Launch Slideshow

all's well that starts well

all's well that starts well

  • http://www.residentialarchitect.com/Images/tmp229C%2Etmp_tcm48-243857.jpg

    true

    600

    Anne Troutman

    The author runs her pre-design consulting business, DesignSmart, out of the home office she designed in Santa Monica, Calif. Demand for her services has remained strong since she started in 2005.

  • http://www.residentialarchitect.com/Images/tmp22A1%2Etmp_tcm48-243864.jpg

    true

    600

    Anne Troutman

    Troutman and her clients often gather at the dining table in her loft office (above). The curtained entrance to the master bedroom (right) lies just under her workspace.

  • http://www.residentialarchitect.com/Images/tmp22A6%2Etmp_tcm48-243871.jpg

    true

    600

    Anne Troutman

    Troutman and her clients often gather at the dining table in her loft office (above). The curtained entrance to the master bedroom (right) lies just under her workspace.

I familiarize clients with design methods and procedures so they know what to expect, what the project will cost, and what kinds of professionals may best suit their needs. I've been asked to attend interviews, troubleshoot work already in progress, and help clients navigate the design and building process. I'll even facilitate communication between clients and their neighbors during construction. My consultancy is still defining itself and evolving with each referral, but the emphasis is on local community and personal contact.

personal reasons

Pre-design consulting would frustrate architects who are more object-oriented or who prefer to see a design through from beginning to end—the kind of architect I was for many years. It requires substantial design experience, sensitivity, and a light touch. And liking people is a must! But if you're communications-oriented, a good facilitator, enjoy teaching, and like the faster pace of project startups, then local consulting can make very satisfying use of your accumulated knowledge to benefit both your colleagues and your community.

The pleasure (and challenge) of the work, for me, lies in its variety, its shorter time frame, and the idea that I can help people avoid costly mistakes and come away with a good experience of our profession.

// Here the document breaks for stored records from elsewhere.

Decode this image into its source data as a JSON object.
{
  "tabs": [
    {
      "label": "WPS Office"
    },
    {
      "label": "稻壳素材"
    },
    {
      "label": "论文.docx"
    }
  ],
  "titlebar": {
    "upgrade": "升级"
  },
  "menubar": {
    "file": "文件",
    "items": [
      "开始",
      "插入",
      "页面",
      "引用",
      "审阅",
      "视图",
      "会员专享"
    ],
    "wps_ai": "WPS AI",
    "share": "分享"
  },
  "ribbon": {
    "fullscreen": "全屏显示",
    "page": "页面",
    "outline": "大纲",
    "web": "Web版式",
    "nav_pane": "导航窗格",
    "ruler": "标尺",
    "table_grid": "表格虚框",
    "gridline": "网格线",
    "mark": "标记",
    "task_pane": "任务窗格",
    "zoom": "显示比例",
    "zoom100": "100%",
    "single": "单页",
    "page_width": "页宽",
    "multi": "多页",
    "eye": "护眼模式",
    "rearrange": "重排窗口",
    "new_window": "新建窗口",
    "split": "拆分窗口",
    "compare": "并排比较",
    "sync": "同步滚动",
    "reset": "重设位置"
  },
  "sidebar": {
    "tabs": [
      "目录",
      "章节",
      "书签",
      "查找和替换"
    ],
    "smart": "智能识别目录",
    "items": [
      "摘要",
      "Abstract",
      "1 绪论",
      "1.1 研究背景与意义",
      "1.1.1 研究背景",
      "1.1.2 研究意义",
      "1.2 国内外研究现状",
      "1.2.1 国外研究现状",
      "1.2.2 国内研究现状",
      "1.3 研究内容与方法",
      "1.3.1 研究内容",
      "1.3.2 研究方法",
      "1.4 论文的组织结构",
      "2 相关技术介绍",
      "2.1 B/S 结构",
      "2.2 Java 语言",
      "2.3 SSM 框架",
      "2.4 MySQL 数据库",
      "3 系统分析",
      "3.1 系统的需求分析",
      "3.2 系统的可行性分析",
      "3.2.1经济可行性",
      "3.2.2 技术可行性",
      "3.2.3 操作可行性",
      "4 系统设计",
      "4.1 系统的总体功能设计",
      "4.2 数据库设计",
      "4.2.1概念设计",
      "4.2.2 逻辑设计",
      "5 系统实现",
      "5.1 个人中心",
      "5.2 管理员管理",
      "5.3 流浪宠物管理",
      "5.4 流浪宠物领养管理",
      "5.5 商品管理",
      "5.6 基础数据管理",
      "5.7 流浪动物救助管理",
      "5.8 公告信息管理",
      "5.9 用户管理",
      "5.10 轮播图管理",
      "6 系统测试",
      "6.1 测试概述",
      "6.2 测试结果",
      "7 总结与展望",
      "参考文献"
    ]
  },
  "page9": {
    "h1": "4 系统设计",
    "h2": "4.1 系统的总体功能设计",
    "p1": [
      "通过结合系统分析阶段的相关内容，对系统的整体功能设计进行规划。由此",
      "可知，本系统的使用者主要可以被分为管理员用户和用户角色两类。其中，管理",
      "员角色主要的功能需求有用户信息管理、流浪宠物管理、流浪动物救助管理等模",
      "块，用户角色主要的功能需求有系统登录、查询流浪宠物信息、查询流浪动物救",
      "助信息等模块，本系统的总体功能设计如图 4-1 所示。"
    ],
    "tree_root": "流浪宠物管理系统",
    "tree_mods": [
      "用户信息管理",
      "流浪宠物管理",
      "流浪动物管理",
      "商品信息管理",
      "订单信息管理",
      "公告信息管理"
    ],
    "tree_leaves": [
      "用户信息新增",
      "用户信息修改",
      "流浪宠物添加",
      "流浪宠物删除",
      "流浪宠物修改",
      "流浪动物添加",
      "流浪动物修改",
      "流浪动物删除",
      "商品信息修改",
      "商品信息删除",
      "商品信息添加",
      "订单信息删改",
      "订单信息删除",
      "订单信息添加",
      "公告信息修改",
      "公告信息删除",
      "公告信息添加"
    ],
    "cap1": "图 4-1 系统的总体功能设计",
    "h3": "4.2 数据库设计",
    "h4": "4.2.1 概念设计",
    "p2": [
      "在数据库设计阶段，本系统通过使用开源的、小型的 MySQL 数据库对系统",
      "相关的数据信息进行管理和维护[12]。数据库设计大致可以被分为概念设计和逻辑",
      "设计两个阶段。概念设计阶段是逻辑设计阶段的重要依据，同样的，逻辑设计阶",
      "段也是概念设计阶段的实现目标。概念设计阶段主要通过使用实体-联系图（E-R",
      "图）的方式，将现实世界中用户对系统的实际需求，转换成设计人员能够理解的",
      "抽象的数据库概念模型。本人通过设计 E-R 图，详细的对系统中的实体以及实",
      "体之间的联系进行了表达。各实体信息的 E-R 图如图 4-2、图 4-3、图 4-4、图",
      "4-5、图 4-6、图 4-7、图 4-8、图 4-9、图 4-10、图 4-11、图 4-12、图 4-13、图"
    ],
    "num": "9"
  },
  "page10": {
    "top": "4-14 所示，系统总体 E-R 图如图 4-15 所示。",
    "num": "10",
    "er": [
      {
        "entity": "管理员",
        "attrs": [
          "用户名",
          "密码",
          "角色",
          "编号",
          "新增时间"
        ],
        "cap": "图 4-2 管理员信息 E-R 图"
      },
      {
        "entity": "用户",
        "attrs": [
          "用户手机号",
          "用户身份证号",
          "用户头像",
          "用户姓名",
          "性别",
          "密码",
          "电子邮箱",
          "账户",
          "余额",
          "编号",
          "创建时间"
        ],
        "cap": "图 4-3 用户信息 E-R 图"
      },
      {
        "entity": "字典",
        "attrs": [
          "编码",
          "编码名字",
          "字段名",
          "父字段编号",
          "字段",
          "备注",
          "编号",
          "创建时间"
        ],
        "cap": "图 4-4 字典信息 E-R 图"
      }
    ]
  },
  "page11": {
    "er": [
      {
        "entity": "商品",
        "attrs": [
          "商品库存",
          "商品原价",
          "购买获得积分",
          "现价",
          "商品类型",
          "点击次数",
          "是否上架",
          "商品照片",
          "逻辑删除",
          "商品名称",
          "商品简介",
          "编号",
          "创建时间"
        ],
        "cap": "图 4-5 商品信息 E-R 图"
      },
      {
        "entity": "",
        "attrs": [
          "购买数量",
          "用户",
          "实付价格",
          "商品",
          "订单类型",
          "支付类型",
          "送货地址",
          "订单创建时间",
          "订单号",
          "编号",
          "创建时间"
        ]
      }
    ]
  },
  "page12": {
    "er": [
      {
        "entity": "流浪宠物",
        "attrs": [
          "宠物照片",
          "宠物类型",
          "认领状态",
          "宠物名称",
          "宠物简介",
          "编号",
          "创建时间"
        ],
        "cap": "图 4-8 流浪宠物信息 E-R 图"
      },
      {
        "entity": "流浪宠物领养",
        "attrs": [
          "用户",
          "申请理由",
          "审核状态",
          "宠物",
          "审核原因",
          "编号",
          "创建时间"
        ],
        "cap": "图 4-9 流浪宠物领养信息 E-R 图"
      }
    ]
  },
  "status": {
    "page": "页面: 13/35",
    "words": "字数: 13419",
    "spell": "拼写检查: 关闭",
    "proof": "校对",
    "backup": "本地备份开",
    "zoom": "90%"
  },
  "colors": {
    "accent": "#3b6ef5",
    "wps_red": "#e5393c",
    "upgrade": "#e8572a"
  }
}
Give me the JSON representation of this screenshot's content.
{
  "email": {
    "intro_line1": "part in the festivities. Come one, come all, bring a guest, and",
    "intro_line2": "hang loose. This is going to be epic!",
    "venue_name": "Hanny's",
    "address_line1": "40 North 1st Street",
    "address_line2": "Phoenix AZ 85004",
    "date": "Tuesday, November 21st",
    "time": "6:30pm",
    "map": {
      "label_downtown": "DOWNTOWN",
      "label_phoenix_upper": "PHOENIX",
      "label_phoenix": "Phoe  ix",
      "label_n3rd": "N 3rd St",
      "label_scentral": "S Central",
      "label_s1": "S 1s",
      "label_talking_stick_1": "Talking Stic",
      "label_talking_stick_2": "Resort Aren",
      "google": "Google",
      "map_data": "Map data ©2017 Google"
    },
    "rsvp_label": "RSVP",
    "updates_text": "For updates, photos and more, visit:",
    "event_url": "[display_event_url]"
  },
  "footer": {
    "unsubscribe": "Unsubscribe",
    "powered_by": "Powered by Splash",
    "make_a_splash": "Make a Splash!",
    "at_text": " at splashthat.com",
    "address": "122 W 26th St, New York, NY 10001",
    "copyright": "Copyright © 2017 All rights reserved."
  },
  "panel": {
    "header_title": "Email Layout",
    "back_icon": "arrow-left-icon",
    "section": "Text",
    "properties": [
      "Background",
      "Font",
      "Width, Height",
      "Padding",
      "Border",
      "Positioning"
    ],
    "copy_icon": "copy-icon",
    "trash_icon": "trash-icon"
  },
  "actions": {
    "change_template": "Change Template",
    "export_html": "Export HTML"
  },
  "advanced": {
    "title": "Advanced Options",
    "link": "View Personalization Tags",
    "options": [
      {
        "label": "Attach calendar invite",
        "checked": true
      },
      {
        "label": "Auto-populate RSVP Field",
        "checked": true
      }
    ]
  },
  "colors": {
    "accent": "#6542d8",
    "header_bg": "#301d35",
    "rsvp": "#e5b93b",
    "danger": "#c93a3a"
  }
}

Many of the homeowners I'm referred to come to me because either they've had a bad experience they don't want to repeat or they need help envisioning their next step and don't know where to begin. They may be novices who don't know how the design business works, or what they want, or what they can afford, or how to find or select the right professionals. They're eager for information. They're aware their house is possibly their largest single investment and they recognize that having a strategy for its development and realization is both a lifestyle choice and a major financial decision in their lives.

For me, it's something of a relief after years of nerve-wracking salesmanship and self-promotion to concentrate on education. I truly enjoy providing perspective, time, information, and resources to help individuals envision their goals and begin to put them into action.

In a complex profession that can be mystifying even to its practitioners at times, I think informed clients make for a more successful project and can tap into the deep creativity and generosity possible in our field. Pre-design is an essential first step in that process—for everyone.

Anne Troutman is principal of DesignSmart (www.designsmartla.com), a pre-design and residential consulting firm in Santa Monica, Calif.